was the deposition of Peter III, son of Elizaveta Petrovna, a proPrussian and a very unpopular Emperor who only stayed on the throne
for 6 months. He was overthrown by his own wife, then Empress-to-be
Catherine the Great; she justified her act by claiming Peter was guilty of
not respecting the Russian relics.
Peter's crucial mistake was still adhering to the Prussian order,
especially in the military, while Russia was basically at war with the
country, the fact of which greatly annoyed the army in particular. The
army's support was the major reason for Catherine's success in the
coup. When Peter III found out his throne was taken, he attempted to
talk to Catherine but was met by the army. He had nothing left to do
but to sign his resignation from the throne and leave.
June 28, 1762 , the day of the coup.
Catherine on the balcony of the Winter
Palace, welcomed by the Guard and the
Catherine the Great
16. The results of the palace coupsThe epoch of palace coups cost the state a considerable unrest and
somewhat weakened it.
Palace coups did not carry with them changes in the political and social
The nobles fought among themselves for the right to power. As a result 6
rulers were replaced during 37 years.
Strengthening of the autocracy, strengthening the position of the army,
which the future rulers and the Russian nobility relied on.
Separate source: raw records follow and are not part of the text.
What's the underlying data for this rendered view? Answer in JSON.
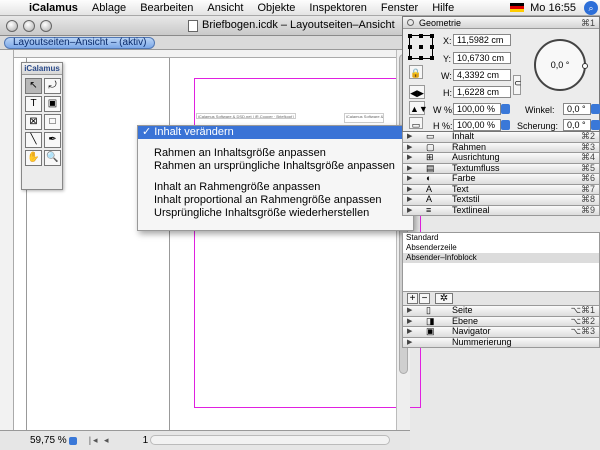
{
  "menubar": {
    "apple": "",
    "app": "iCalamus",
    "items": [
      "Ablage",
      "Bearbeiten",
      "Ansicht",
      "Objekte",
      "Inspektoren",
      "Fenster",
      "Hilfe"
    ],
    "clock": "Mo 16:55"
  },
  "document": {
    "title": "Briefbogen.icdk – Layoutseiten–Ansicht",
    "view_tab": "Layoutseiten–Ansicht – (aktiv)",
    "zoom": "59,75 %",
    "page": "1",
    "tiny_text_1": "iCalamus Software & DSD.net | iR.Cooper · Briefkopf | Arpent · Zeile",
    "tiny_text_2": "iCalamus Software & DSD.net\nUSt-Id · Konto"
  },
  "tools": {
    "title": "iCalamus",
    "items": [
      {
        "name": "arrow-tool-icon",
        "glyph": "↖",
        "active": true
      },
      {
        "name": "rotate-tool-icon",
        "glyph": "⤾",
        "active": false
      },
      {
        "name": "text-tool-icon",
        "glyph": "T",
        "active": false
      },
      {
        "name": "image-tool-icon",
        "glyph": "▣",
        "active": false
      },
      {
        "name": "frame-tool-icon",
        "glyph": "⊠",
        "active": false
      },
      {
        "name": "rect-tool-icon",
        "glyph": "□",
        "active": false
      },
      {
        "name": "line-tool-icon",
        "glyph": "╲",
        "active": false
      },
      {
        "name": "pen-tool-icon",
        "glyph": "✒",
        "active": false
      },
      {
        "name": "hand-tool-icon",
        "glyph": "✋",
        "active": false
      },
      {
        "name": "zoom-tool-icon",
        "glyph": "🔍",
        "active": false
      }
    ]
  },
  "popup": {
    "items": [
      {
        "label": "✓ Inhalt verändern",
        "highlighted": true
      },
      {
        "sep": true
      },
      {
        "label": "Rahmen an Inhaltsgröße anpassen"
      },
      {
        "label": "Rahmen an ursprüngliche Inhaltsgröße anpassen"
      },
      {
        "sep": true
      },
      {
        "label": "Inhalt an Rahmengröße anpassen"
      },
      {
        "label": "Inhalt proportional an Rahmengröße anpassen"
      },
      {
        "label": "Ursprüngliche Inhaltsgröße wiederherstellen"
      }
    ]
  },
  "geometry": {
    "title": "Geometrie",
    "shortcut": "⌘1",
    "x_label": "X:",
    "x_value": "11,5982 cm",
    "y_label": "Y:",
    "y_value": "10,6730 cm",
    "w_label": "W:",
    "w_value": "4,3392 cm",
    "h_label": "H:",
    "h_value": "1,6228 cm",
    "scale_w_label": "W %:",
    "scale_w_value": "100,00 %",
    "scale_h_label": "H %:",
    "scale_h_value": "100,00 %",
    "angle_label": "Winkel:",
    "angle_value": "0,0 °",
    "shear_label": "Scherung:",
    "shear_value": "0,0 °",
    "dial_value": "0,0 °"
  },
  "palettes": [
    {
      "name": "Inhalt",
      "icon": "▭",
      "shortcut": "⌘2"
    },
    {
      "name": "Rahmen",
      "icon": "▢",
      "shortcut": "⌘3"
    },
    {
      "name": "Ausrichtung",
      "icon": "⊞",
      "shortcut": "⌘4"
    },
    {
      "name": "Textumfluss",
      "icon": "▤",
      "shortcut": "⌘5"
    },
    {
      "name": "Farbe",
      "icon": "◐",
      "shortcut": "⌘6"
    },
    {
      "name": "Text",
      "icon": "A",
      "shortcut": "⌘7"
    },
    {
      "name": "Textstil",
      "icon": "A",
      "shortcut": "⌘8"
    },
    {
      "name": "Textlineal",
      "icon": "≡",
      "shortcut": "⌘9"
    }
  ],
  "styles": {
    "items": [
      "Standard",
      "Absenderzeile",
      "Absender–Infoblock"
    ],
    "selected": 2,
    "add": "+",
    "remove": "−",
    "gear": "✲"
  },
  "palettes2": [
    {
      "name": "Seite",
      "icon": "▯",
      "shortcut": "⌥⌘1"
    },
    {
      "name": "Ebene",
      "icon": "◨",
      "shortcut": "⌥⌘2"
    },
    {
      "name": "Navigator",
      "icon": "▣",
      "shortcut": "⌥⌘3"
    },
    {
      "name": "Nummerierung",
      "icon": "",
      "shortcut": ""
    }
  ],
  "colors": {
    "highlight": "#3a73d6",
    "page_frame": "#e020e0",
    "accent": "#3a78d8"
  }
}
After the end of this turbulent period, the
country enters a period of peaceful life, the long
reign of Catherine II.